And how much does a shahtoosh shawl cost? “All I would say is that they can be worth several lakhs each,” says Sinha.
While he could not say how many shahtoosh shawls were being made illegally, he said, “It is likely that stockpiled shawls may be finding their way gradually into the markets”. Asked to point out the likely markets, he said they were the “fashion markets in the US, Europe and Southeast Asia”.
But while the ban on the shahtoosh continues, the weaving industry in Kashmir has suffered collateral damage.
“We have been hurt the most. The ban has been a kick on our stomachs. We have pleaded to the government of India to rethink the ban. But it has mostly fallen on deaf ears,” said Gawhar Maqbool, a wool exporter from Srinagar.
Can the government not find a middle ground?
Laila Tyabji, chairperson of handicrafts society, Dastkar, says that if procured humanely, shahtoosh would be acceptable. Tyabji told IANS: “Sufficient research has not been done in India on finding ways of domestically rearing the Chiru and shearing and spinning its wool without killing it.”
It is not that the Kashmir government has not thought of the idea. “In 2004-2005, the state government had a conceptual plan to make some enclosures in Ladakh for retaining some of the migratory Chiru that would cross over during summer from Tibet and China. The idea was to rear these Chiru for gathering shahtoosh fleece, but the plan has not been implemented till date,” said Imtiyaz Ahmad Lone, Wildlife Warden (Central Kashmir).
But Lone feels the weaving tradition for shahtoosh would be lost forever if the ban continues.
“Shahtoosh shawl-making involves special looms and weavers who were skilled in the family tradition over centuries. After the ban, this tradition has been lost and there is no possibility of its revival as the law stands on it now,” says Lone.

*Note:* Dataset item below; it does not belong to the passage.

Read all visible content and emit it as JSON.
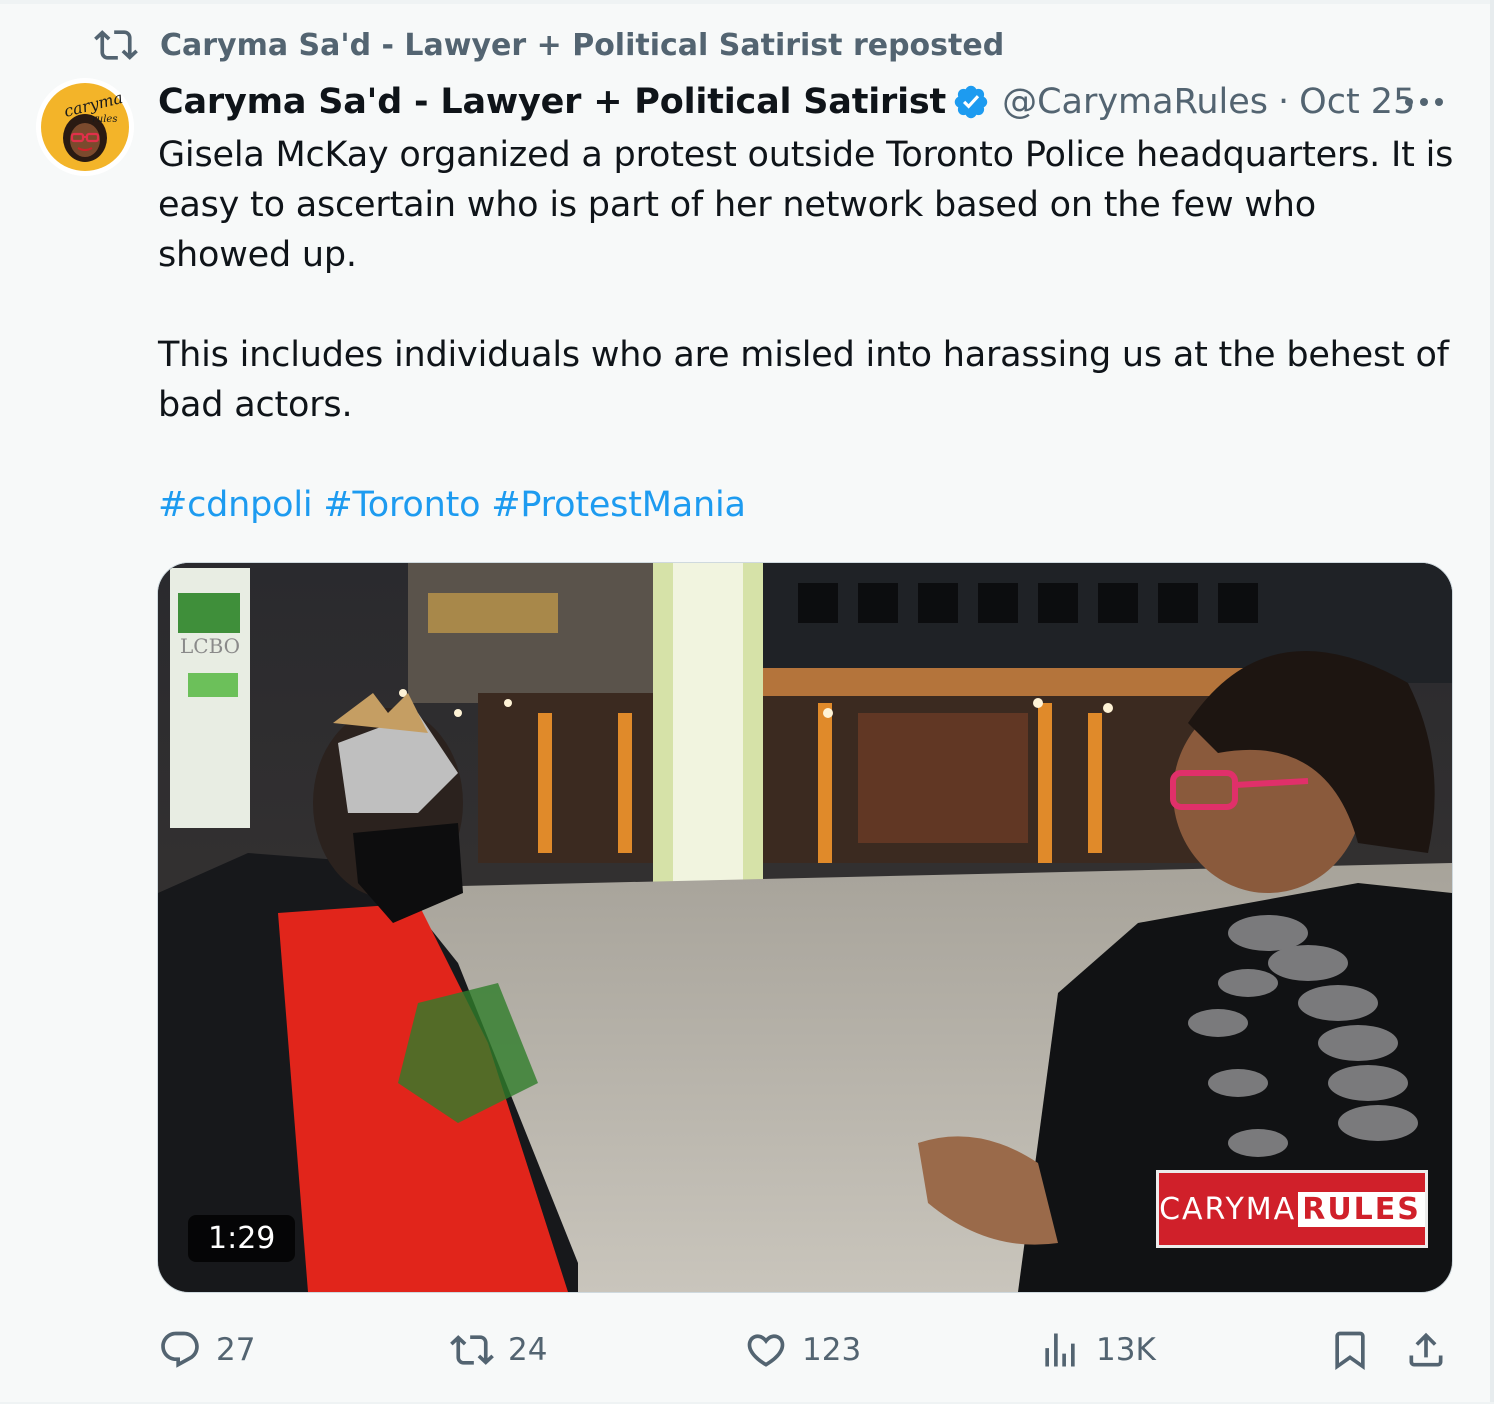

Many weavers have switched to pashmina to keep their hearths running.
“We are supporting a campaign to advocate pashmina (another fine Kashmiri wool) as an alternative to shahtoosh. Craftspeople who thus earlier used to make shahtoosh products can now switch over to Pashmina and retain their livelihoods,” says Tyabji.
According to Lone, many shahtoosh weavers have fully switched to pashmina. “In 2005, we had estimates of about 45,000 families of shahtosh weavers, who were directly or indirectly connected with the trade. After the ban, the families gradually shifted their livelihoods to Pashmina shawl weaving and have now fully migrated to their new trade,” said Lone.
But, in the meantime, the craft form stands in danger of vanishing altogether.
Warns Tyabji: “Something must be done. Or else, India would have lost an extraordinary and unique textile tradition.”